9. Hand out my talk outline, with a free Pedigree chart (5-gen.). This can be done passively as people enter the meeting, which sometimes is best. Personal choice.

The above can be done with no computer access, just needs a whiteboard or some such item to write things on; and can be finished in from 45-90 minutes, depending on how much time is available and how much discussion is generated. If it's a large group (over 50), one will need to control discussion while keeping interest high. Cheers.

Ernie said...

Beginning Your Genealogy

Ernie Thode

Where Do I Start?
How to begin

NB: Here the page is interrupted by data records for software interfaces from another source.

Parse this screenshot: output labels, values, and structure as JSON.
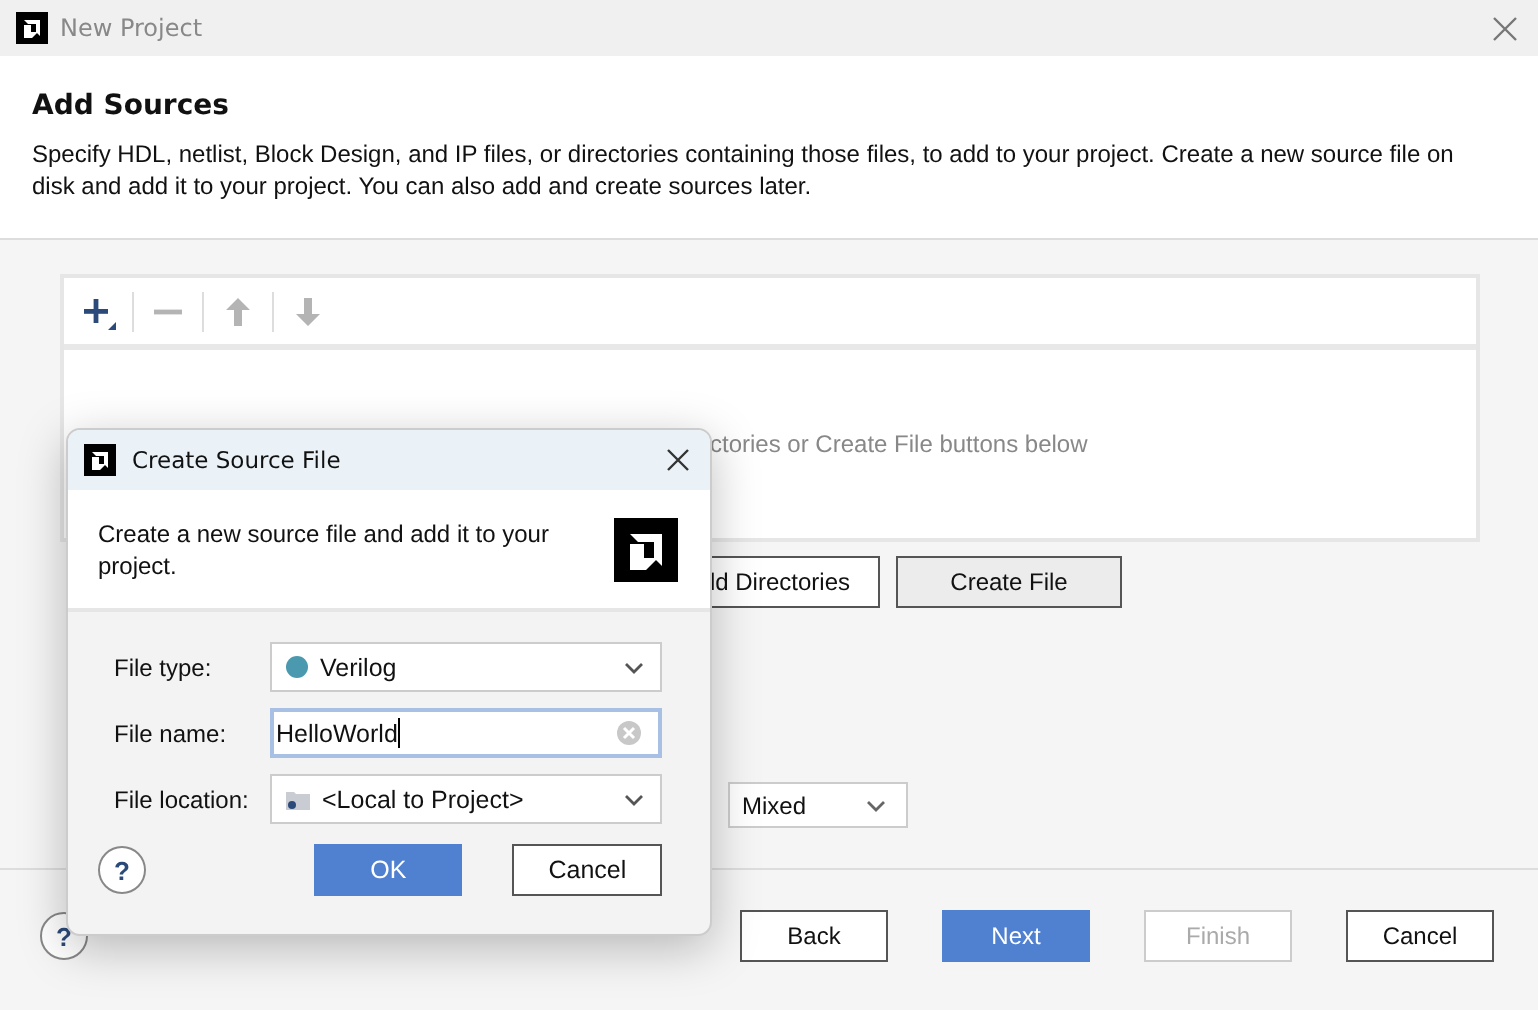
{
  "window": {
    "title": "New Project"
  },
  "header": {
    "title": "Add Sources",
    "description": "Specify HDL, netlist, Block Design, and IP files, or directories containing those files, to add to your project. Create a new source file on disk and add it to your project. You can also add and create sources later."
  },
  "toolbar": [
    {
      "kind": "add",
      "disabled": false
    },
    {
      "kind": "remove",
      "disabled": true
    },
    {
      "kind": "up",
      "disabled": true
    },
    {
      "kind": "down",
      "disabled": true
    }
  ],
  "sources": {
    "hint": "ctories or Create File buttons below"
  },
  "source_buttons": [
    {
      "label": "ld Directories",
      "pressed": false
    },
    {
      "label": "Create File",
      "pressed": true
    }
  ],
  "language_select": {
    "value": "Mixed"
  },
  "help_button": {
    "label": "?"
  },
  "footer_buttons": [
    {
      "label": "Back",
      "primary": false,
      "disabled": false
    },
    {
      "label": "Next",
      "primary": true,
      "disabled": false
    },
    {
      "label": "Finish",
      "primary": false,
      "disabled": true
    },
    {
      "label": "Cancel",
      "primary": false,
      "disabled": false
    }
  ],
  "dialog": {
    "title": "Create Source File",
    "description": "Create a new source file and add it to your project.",
    "fields": [
      {
        "label": "File type:",
        "kind": "select",
        "value": "Verilog",
        "color": "#4a99ae",
        "focused": false
      },
      {
        "label": "File name:",
        "kind": "text",
        "value": "HelloWorld",
        "focused": true
      },
      {
        "label": "File location:",
        "kind": "folder",
        "value": "<Local to Project>",
        "focused": false
      }
    ],
    "help_button": {
      "label": "?"
    },
    "buttons": [
      {
        "label": "OK",
        "primary": true
      },
      {
        "label": "Cancel",
        "primary": false
      }
    ]
  }
}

*Start with yourself, your documents, your living relatives, and work backwards
*Work from the known to the unknown
*Begin with exact full names, exact dates, life events
*Rely most on primary sources (documents)

What Do I Need?
Start the Chart
*Record your genealogy on forms (charts, group sheets) or better yet
*Use genealogical software (mention several programs available)
*Cite your sources, always! Don’t trust your memory!

Where Do I Look?
Look close to home

*Look at home (attics, drawers, scrapbooks, Bibles, photo albums)
*Then look at public records (court houses, health departments, libraries, historical and genealogical societies; digitized records on genealogical search sites)

What Will I Find?
What to look for

*Life events – births, marriages, deaths
*Legal events – censuses, wills, taxes, land purchases, deeds
*Mentions – newspapers, reminiscences (diaries, journals, etc.)

Connie Sheets said...

Thanks, Randy, for bringing this discussion to the blogosphere. Good ideas!c